12. Intrauterine-Growth Restriction (IUGR)
Intrauterine-growth restriction (IUGR)
indicates a fetus is small for its gestational age. Weight is below the
tenth percentile (in the lowest 10%) for the baby’s gestational age.
This means 9 out of 10 babies of normal growth are larger.
When gestational age is
appropriate—meaning dates are correct and the pregnancy is as far along
as expected—and weight falls below the tenth percentile, it’s a cause
for concern. Growth-restricted fetuses have a higher rate of problems
than infants in the normal-weight range.
Diagnosing IUGR can be difficult. Your
doctor measures you at each visit to see how your uterus and baby are
growing. A problem is usually found by measuring the uterus over a
period of time and finding no change. If you measured 10¾ inches (27cm)
at 27 weeks gestation and at 31 weeks you measure only 11 inches (28cm), your doctor might become concerned about IUGR and may order tests.
Diagnosing this problem is one important
reason to keep all your prenatal appointments. You may not like being
measured and weighed at every appointment, but it helps your doctor see

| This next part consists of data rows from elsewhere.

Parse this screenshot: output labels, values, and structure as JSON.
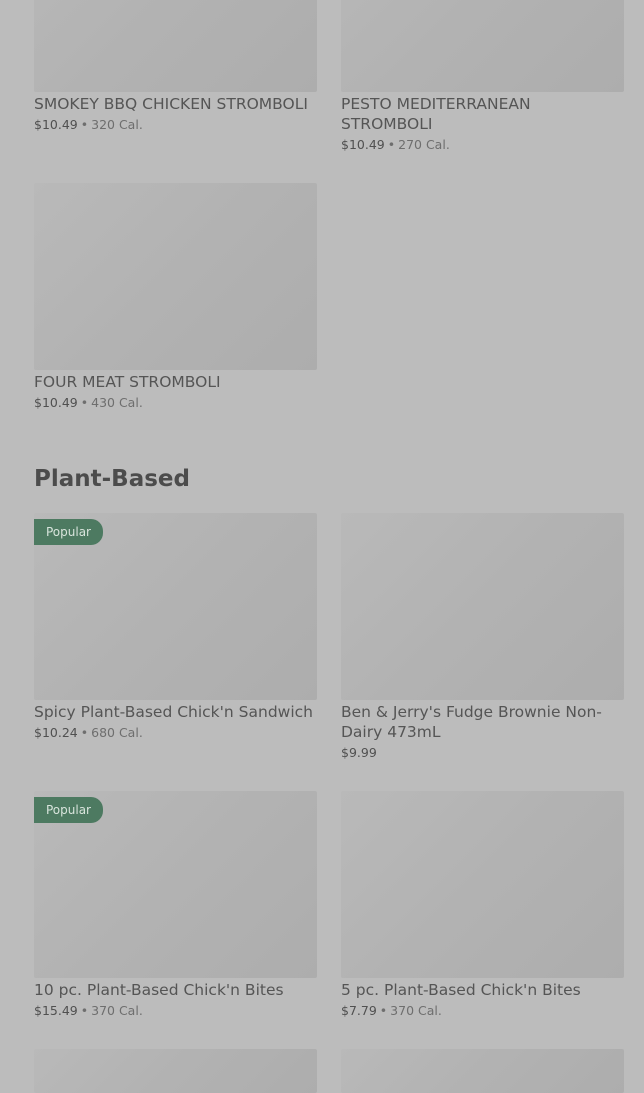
{
  "section": {
    "title": "Plant-Based"
  },
  "items": [
    {
      "name": "SMOKEY BBQ CHICKEN STROMBOLI",
      "price": "$10.49",
      "sep": "•",
      "calories": "320 Cal.",
      "badge": ""
    },
    {
      "name": "PESTO MEDITERRANEAN STROMBOLI",
      "price": "$10.49",
      "sep": "•",
      "calories": "270 Cal.",
      "badge": ""
    },
    {
      "name": "FOUR MEAT STROMBOLI",
      "price": "$10.49",
      "sep": "•",
      "calories": "430 Cal.",
      "badge": ""
    },
    {
      "name": "Spicy Plant-Based Chick'n Sandwich",
      "price": "$10.24",
      "sep": "•",
      "calories": "680 Cal.",
      "badge": "Popular"
    },
    {
      "name": "Ben & Jerry's Fudge Brownie Non-Dairy 473mL",
      "price": "$9.99",
      "sep": "",
      "calories": "",
      "badge": ""
    },
    {
      "name": "10 pc. Plant-Based Chick'n Bites",
      "price": "$15.49",
      "sep": "•",
      "calories": "370 Cal.",
      "badge": "Popular"
    },
    {
      "name": "5 pc. Plant-Based Chick'n Bites",
      "price": "$7.79",
      "sep": "•",
      "calories": "370 Cal.",
      "badge": ""
    }
  ]
}
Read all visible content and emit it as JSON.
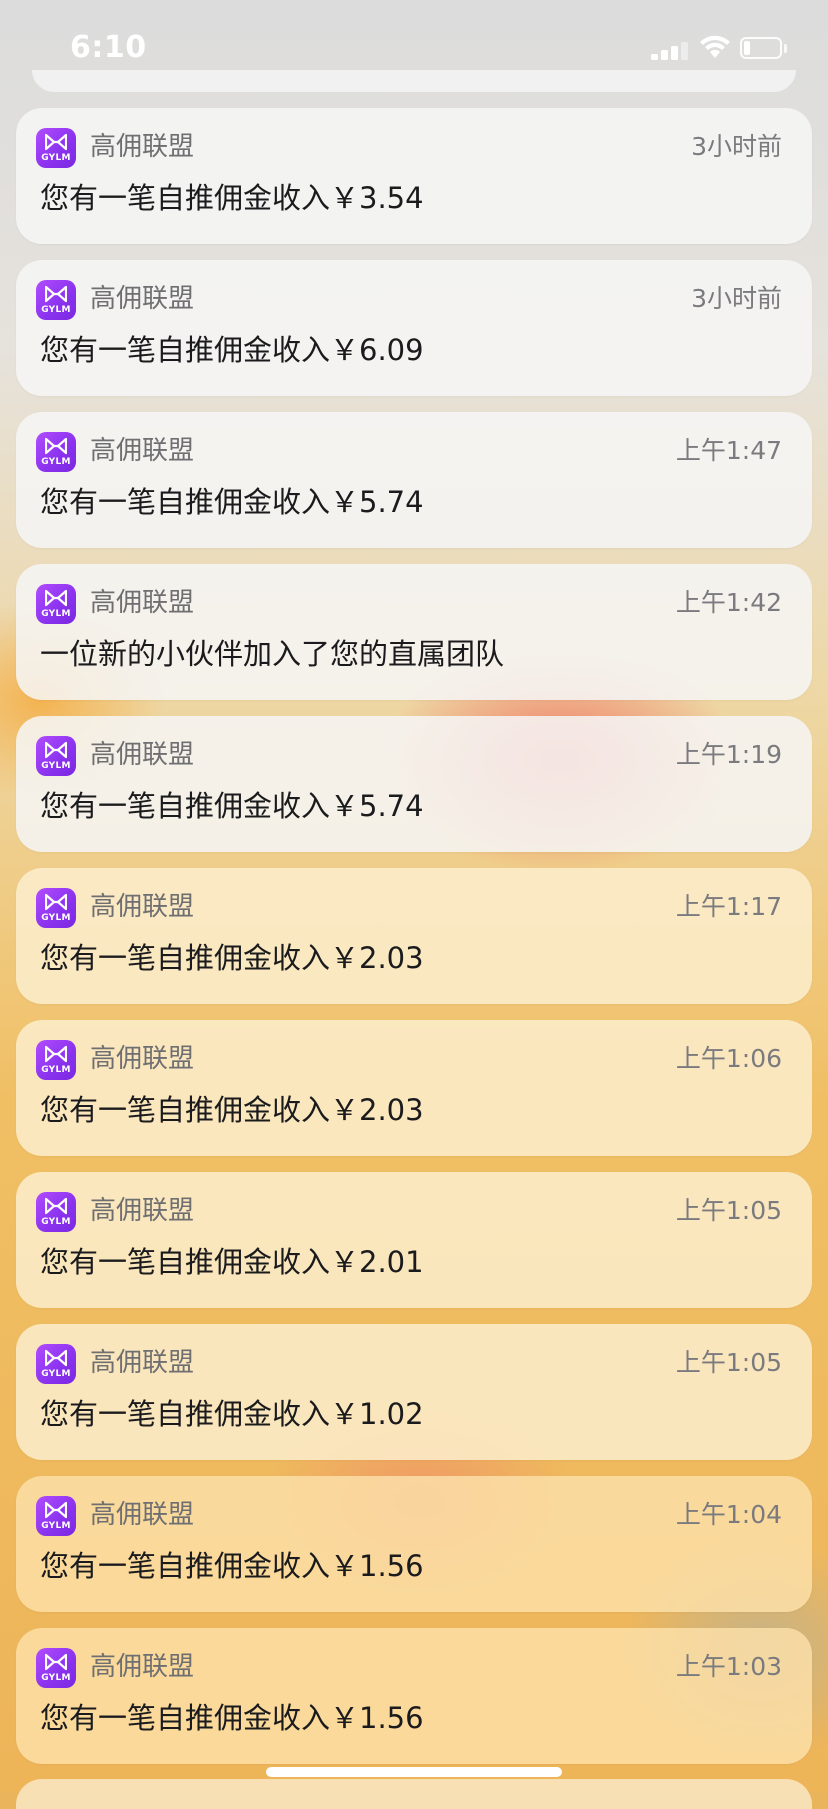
{
  "status_bar": {
    "time": "6:10",
    "icons": [
      "signal-icon",
      "wifi-icon",
      "battery-icon"
    ]
  },
  "notifications": [
    {
      "app": "高佣联盟",
      "icon_text": "GYLM",
      "time": "3小时前",
      "body": "您有一笔自推佣金收入￥3.54"
    },
    {
      "app": "高佣联盟",
      "icon_text": "GYLM",
      "time": "3小时前",
      "body": "您有一笔自推佣金收入￥6.09"
    },
    {
      "app": "高佣联盟",
      "icon_text": "GYLM",
      "time": "上午1:47",
      "body": "您有一笔自推佣金收入￥5.74"
    },
    {
      "app": "高佣联盟",
      "icon_text": "GYLM",
      "time": "上午1:42",
      "body": "一位新的小伙伴加入了您的直属团队"
    },
    {
      "app": "高佣联盟",
      "icon_text": "GYLM",
      "time": "上午1:19",
      "body": "您有一笔自推佣金收入￥5.74"
    },
    {
      "app": "高佣联盟",
      "icon_text": "GYLM",
      "time": "上午1:17",
      "body": "您有一笔自推佣金收入￥2.03"
    },
    {
      "app": "高佣联盟",
      "icon_text": "GYLM",
      "time": "上午1:06",
      "body": "您有一笔自推佣金收入￥2.03"
    },
    {
      "app": "高佣联盟",
      "icon_text": "GYLM",
      "time": "上午1:05",
      "body": "您有一笔自推佣金收入￥2.01"
    },
    {
      "app": "高佣联盟",
      "icon_text": "GYLM",
      "time": "上午1:05",
      "body": "您有一笔自推佣金收入￥1.02"
    },
    {
      "app": "高佣联盟",
      "icon_text": "GYLM",
      "time": "上午1:04",
      "body": "您有一笔自推佣金收入￥1.56"
    },
    {
      "app": "高佣联盟",
      "icon_text": "GYLM",
      "time": "上午1:03",
      "body": "您有一笔自推佣金收入￥1.56"
    }
  ],
  "colors": {
    "app_icon": "#8a32ee",
    "status_text": "#ffffff"
  }
}
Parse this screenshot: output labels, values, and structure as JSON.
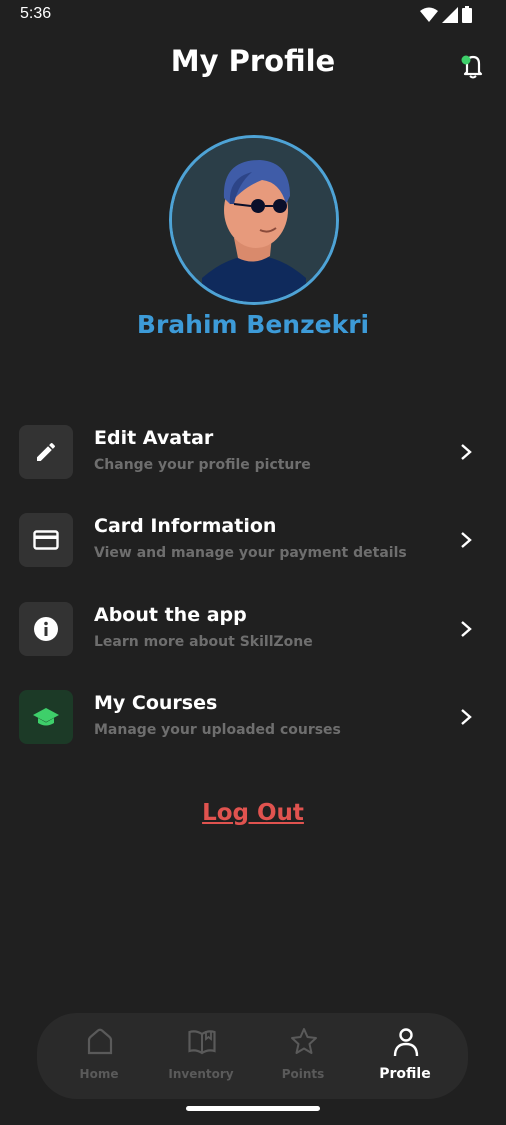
{
  "status_bar": {
    "time": "5:36"
  },
  "header": {
    "title": "My Profile",
    "bell_icon": "notification-bell-icon",
    "notification_dot_color": "#3ecf6a"
  },
  "profile": {
    "name": "Brahim Benzekri",
    "name_color": "#3d9bd8"
  },
  "menu": [
    {
      "icon": "pencil-icon",
      "title": "Edit Avatar",
      "subtitle": "Change your profile picture"
    },
    {
      "icon": "card-icon",
      "title": "Card Information",
      "subtitle": "View and manage your payment details"
    },
    {
      "icon": "info-icon",
      "title": "About the app",
      "subtitle": "Learn more about SkillZone"
    },
    {
      "icon": "graduation-cap-icon",
      "title": "My Courses",
      "subtitle": "Manage your uploaded courses"
    }
  ],
  "logout": {
    "label": "Log Out",
    "color": "#e0534f"
  },
  "bottom_nav": [
    {
      "icon": "home-icon",
      "label": "Home",
      "active": false
    },
    {
      "icon": "book-icon",
      "label": "Inventory",
      "active": false
    },
    {
      "icon": "star-icon",
      "label": "Points",
      "active": false
    },
    {
      "icon": "user-icon",
      "label": "Profile",
      "active": true
    }
  ]
}
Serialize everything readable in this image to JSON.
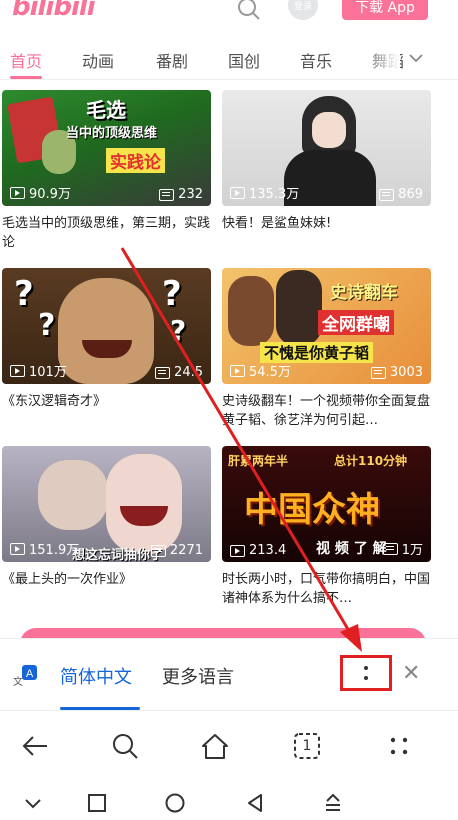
{
  "header": {
    "logo_text": "bilibili",
    "login_label": "登录",
    "download_label": "下载 App"
  },
  "tabs": [
    {
      "label": "首页",
      "active": true
    },
    {
      "label": "动画"
    },
    {
      "label": "番剧"
    },
    {
      "label": "国创"
    },
    {
      "label": "音乐"
    },
    {
      "label": "舞蹈"
    }
  ],
  "feed": [
    {
      "views": "90.9万",
      "comments": "232",
      "title": "毛选当中的顶级思维，第三期，实践论",
      "overlay": [
        "毛选",
        "当中的顶级思维",
        "实践论"
      ]
    },
    {
      "views": "135.3万",
      "comments": "869",
      "title": "快看！是鲨鱼妹妹!"
    },
    {
      "views": "101万",
      "comments": "24.5",
      "title": "《东汉逻辑奇才》"
    },
    {
      "views": "54.5万",
      "comments": "3003",
      "title": "史诗级翻车！一个视频带你全面复盘黄子韬、徐艺洋为何引起…",
      "overlay": [
        "史诗翻车",
        "全网群嘲",
        "不愧是你黄子韬"
      ]
    },
    {
      "views": "151.9万",
      "comments": "2271",
      "title": "《最上头的一次作业》",
      "overlay": [
        "想这忘词抽你了"
      ]
    },
    {
      "views": "213.4",
      "comments": "1万",
      "title": "时长两小时，口气带你搞明白，中国诸神体系为什么搞不…",
      "overlay": [
        "肝累两年半",
        "总计110分钟",
        "中国众神",
        "视 频 了 解"
      ]
    }
  ],
  "translate_bar": {
    "tab_active": "简体中文",
    "tab_other": "更多语言",
    "icon_letter": "A",
    "icon_glyph": "文"
  },
  "browser_bar": {
    "tabs_count": "1"
  },
  "colors": {
    "brand_pink": "#fb7299",
    "translate_blue": "#1565d8",
    "highlight_red": "#e02020"
  }
}
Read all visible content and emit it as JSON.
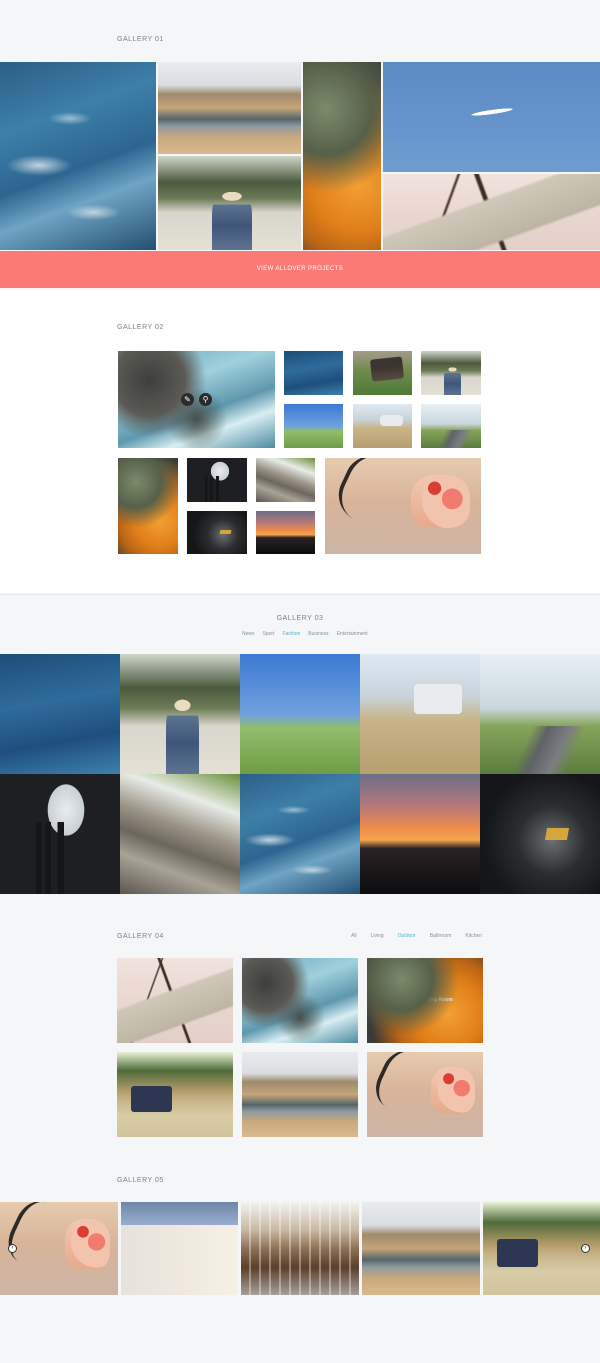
{
  "gallery01": {
    "title": "GALLERY 01",
    "cta_label": "VIEW ALLOVER PROJECTS",
    "cta_color": "#fb7a75"
  },
  "gallery02": {
    "title": "GALLERY 02",
    "overlay_icons": [
      "link-icon",
      "search-icon"
    ]
  },
  "gallery03": {
    "title": "GALLERY 03",
    "filters": [
      "News",
      "Sport",
      "Fashion",
      "Business",
      "Entertainment"
    ],
    "active_filter": "Fashion",
    "accent_color": "#4fb3d3"
  },
  "gallery04": {
    "title": "GALLERY 04",
    "filters": [
      "All",
      "Living",
      "Outdoor",
      "Bathroom",
      "Kitchen"
    ],
    "active_filter": "Outdoor",
    "hover_caption": "Modern Living Room"
  },
  "gallery05": {
    "title": "GALLERY 05",
    "nav_icons": [
      "arrow-left-icon",
      "arrow-right-icon"
    ]
  }
}
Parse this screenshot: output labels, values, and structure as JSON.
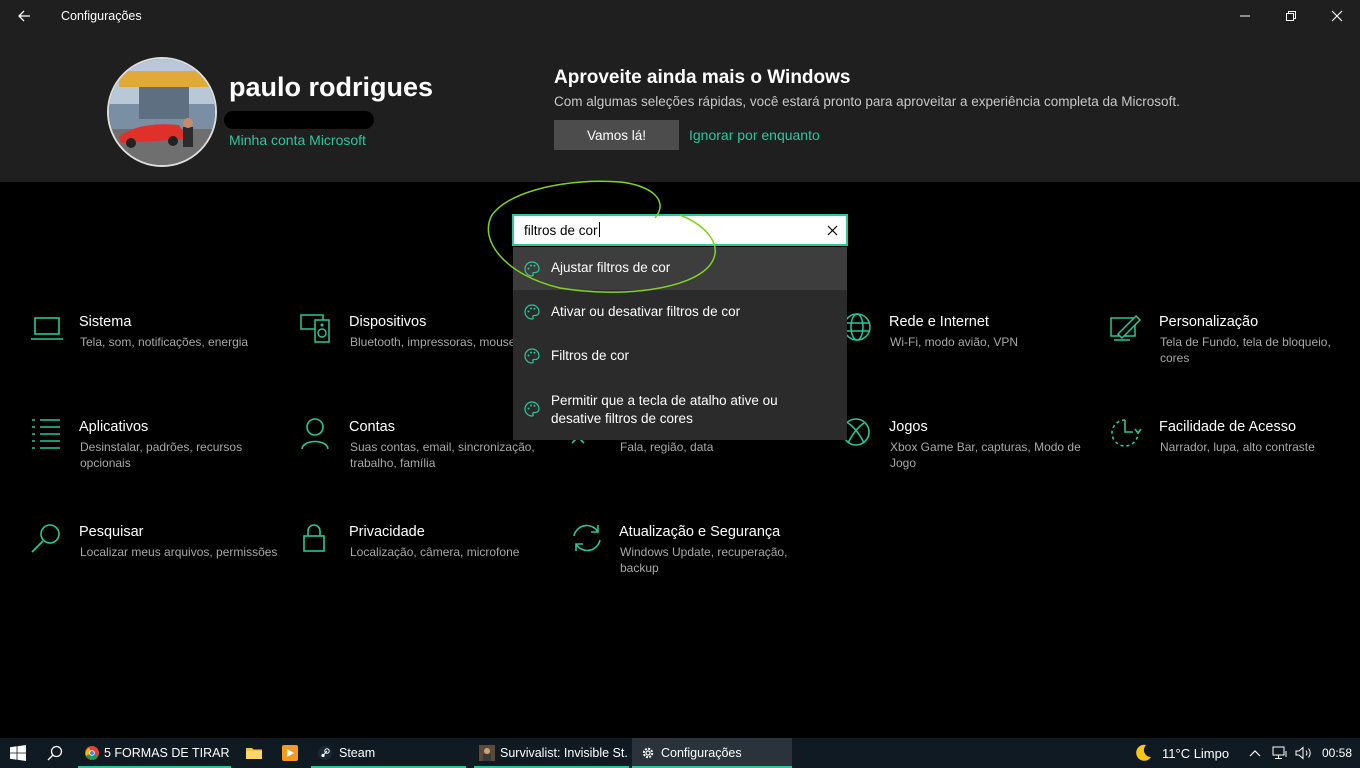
{
  "window": {
    "title": "Configurações",
    "back_icon": "arrow-left-icon",
    "controls": [
      "minimize-icon",
      "maximize-icon",
      "close-icon"
    ]
  },
  "account": {
    "name": "paulo rodrigues",
    "link": "Minha conta Microsoft"
  },
  "promo": {
    "title": "Aproveite ainda mais o Windows",
    "text": "Com algumas seleções rápidas, você estará pronto para aproveitar a experiência completa da Microsoft.",
    "primary_button": "Vamos lá!",
    "secondary_link": "Ignorar por enquanto"
  },
  "search": {
    "value": "filtros de cor",
    "clear_icon": "close-icon",
    "suggestions": [
      {
        "label": "Ajustar filtros de cor",
        "icon": "palette-icon"
      },
      {
        "label": "Ativar ou desativar filtros de cor",
        "icon": "palette-icon"
      },
      {
        "label": "Filtros de cor",
        "icon": "palette-icon"
      },
      {
        "label": "Permitir que a tecla de atalho ative ou desative filtros de cores",
        "icon": "palette-icon"
      }
    ]
  },
  "categories": [
    {
      "title": "Sistema",
      "desc": "Tela, som, notificações, energia",
      "icon": "laptop-icon"
    },
    {
      "title": "Dispositivos",
      "desc": "Bluetooth, impressoras, mouse",
      "icon": "devices-icon"
    },
    {
      "title": "Rede e Internet",
      "desc": "Wi-Fi, modo avião, VPN",
      "icon": "globe-icon"
    },
    {
      "title": "Personalização",
      "desc": "Tela de Fundo, tela de bloqueio, cores",
      "icon": "paint-icon"
    },
    {
      "title": "Aplicativos",
      "desc": "Desinstalar, padrões, recursos opcionais",
      "icon": "apps-list-icon"
    },
    {
      "title": "Contas",
      "desc": "Suas contas, email, sincronização, trabalho, família",
      "icon": "person-icon"
    },
    {
      "title": "",
      "desc": "Fala, região, data",
      "icon": "language-icon"
    },
    {
      "title": "Jogos",
      "desc": "Xbox Game Bar, capturas, Modo de Jogo",
      "icon": "xbox-icon"
    },
    {
      "title": "Facilidade de Acesso",
      "desc": "Narrador, lupa, alto contraste",
      "icon": "ease-of-access-icon"
    },
    {
      "title": "Pesquisar",
      "desc": "Localizar meus arquivos, permissões",
      "icon": "search-icon"
    },
    {
      "title": "Privacidade",
      "desc": "Localização, câmera, microfone",
      "icon": "lock-icon"
    },
    {
      "title": "Atualização e Segurança",
      "desc": "Windows Update, recuperação, backup",
      "icon": "sync-icon"
    }
  ],
  "taskbar": {
    "tasks": [
      {
        "label": "5 FORMAS DE TIRAR ...",
        "icon": "chrome-icon"
      },
      {
        "label": "Steam",
        "icon": "steam-icon"
      },
      {
        "label": "Survivalist: Invisible St...",
        "icon": "game-icon"
      },
      {
        "label": "Configurações",
        "icon": "gear-icon"
      }
    ],
    "weather": "11°C  Limpo",
    "time": "00:58"
  },
  "colors": {
    "accent": "#2cc69a",
    "header_bg": "#1f1f1f",
    "body_bg": "#000000",
    "annotation": "#7ed321"
  }
}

if your pregnancy is growing and baby is getting bigger.
IUGR can be diagnosed or confirmed by
ultrasound. Ultrasound may also be used to assure baby is healthy and
no malformations exist that must be taken care of at birth.
When IUGR is diagnosed, avoid doing
anything that could make it worse. Bed rest is another treatment.
An infant with IUGR is at risk of dying
before delivery. Avoiding this may involve delivering the baby before
it is full term. Infants with IUGR may not tolerate labor; a Cesarean
delivery is more likely because of fetal stress. The baby may be safer
outside the uterus than inside of it.
Becky said she weighed 9 pounds at
birth, and all her brothers and sisters were also big. She was worried
her baby would be so big she’d need a Cesarean delivery. I reassured
her that her pregnancy growth had been normal and told her it was
difficult to estimate the size of the baby. She laughed and relaxed a
little when I told her if 100 healthcare providers tried to guess the
weight of her baby, the guesses would range from 6 to 8 pounds. When
she delivered the baby, it weighed 8 pounds, and Becky did fine.
Causes of IUGR
What causes IUGR? Many conditions can
increase the chance of intrauterine-growth restriction or a small
fetus. Research shows a woman who has delivered a growth-restricted
infant may be more likely to do so again in sub sequent pregnancies.
Lifestyle choices can cause IUGR. Smoking
can inhibit a baby’s growth. The more cigarettes smoked, the smaller
the baby. Alcohol and drug use can also restrict growth. Anything that
causes baby to receive less nutrition can be a factor.
How Often Birth Defects Actually Occur
Birth defects aren’t as common as you might think. Below is a chart showing how often they occur in North America.
|Cleft lip/cleft palate
||1 in 730 births
||1 in 1000 births
|Congenital heart defects
||1 in 125 births
||1 in 400 births
||1 in 900 births
||1 in 1600 births
||1 in 250 births
||1 in 400 births of Black/African-American babies
A woman who doesn’t gain enough weight
may have a growth-restricted baby. Research indicates when you eat
fewer than 1500 calories a day for an extended time, IUGR may result,
so practice good nutrition and eat a healthful diet during pregnancy.
Don’t restrict normal pregnancy weight gain.
Pre-eclampsia and high blood pressure
(hypertension) can have a marked effect on fetal growth.
Cytomegalovirus, rubella, kidney disease and other infections may also
restrict fetal growth. Maternal anemia may be a cause.
Women who live at high altitudes are more
likely to have babies who weigh less. Carrying more than one baby may
also be causes of a smaller-than-normal baby.
Other reasons for a small baby, unrelated
to IUGR, include the fact that a woman who is small might have a small
baby. In addition, an overdue pregnancy can lead to an undernourished,
smaller baby. A malformed or abnormal fetus may also be smaller,
especially when chromosomal abnormalities are present.
Ways to Deal with IUGR
The greatest risk associated with IUGR
is stillbirth (the baby dies before delivery). Delivery of the baby
before full term may be required to avoid this serious problem. The
following advice may help you avoid giving birth to a low-birthweight
•Gain enough weight during pregnancy. This may mean changing your body image and your eating habits.
•Quit smoking before pregnancy, and avoid second-hand and third-hand smoke.
•Get prenatal care as soon as you find out you’re pregnant. Keep all your prenatal appointments.
•Follow your healthcare provider’s suggestions and instructions during your pregnancy.
you’re considering fertility treatment, understand the risks as well as
the benefits of ART and multiple births (multiple births often deliver
early or prematurely).
•Ask your healthcare provider about screening for lower-genital-tract infections early in pregnancy.
•Wait at least 18 months between delivery of one baby and conception of the next.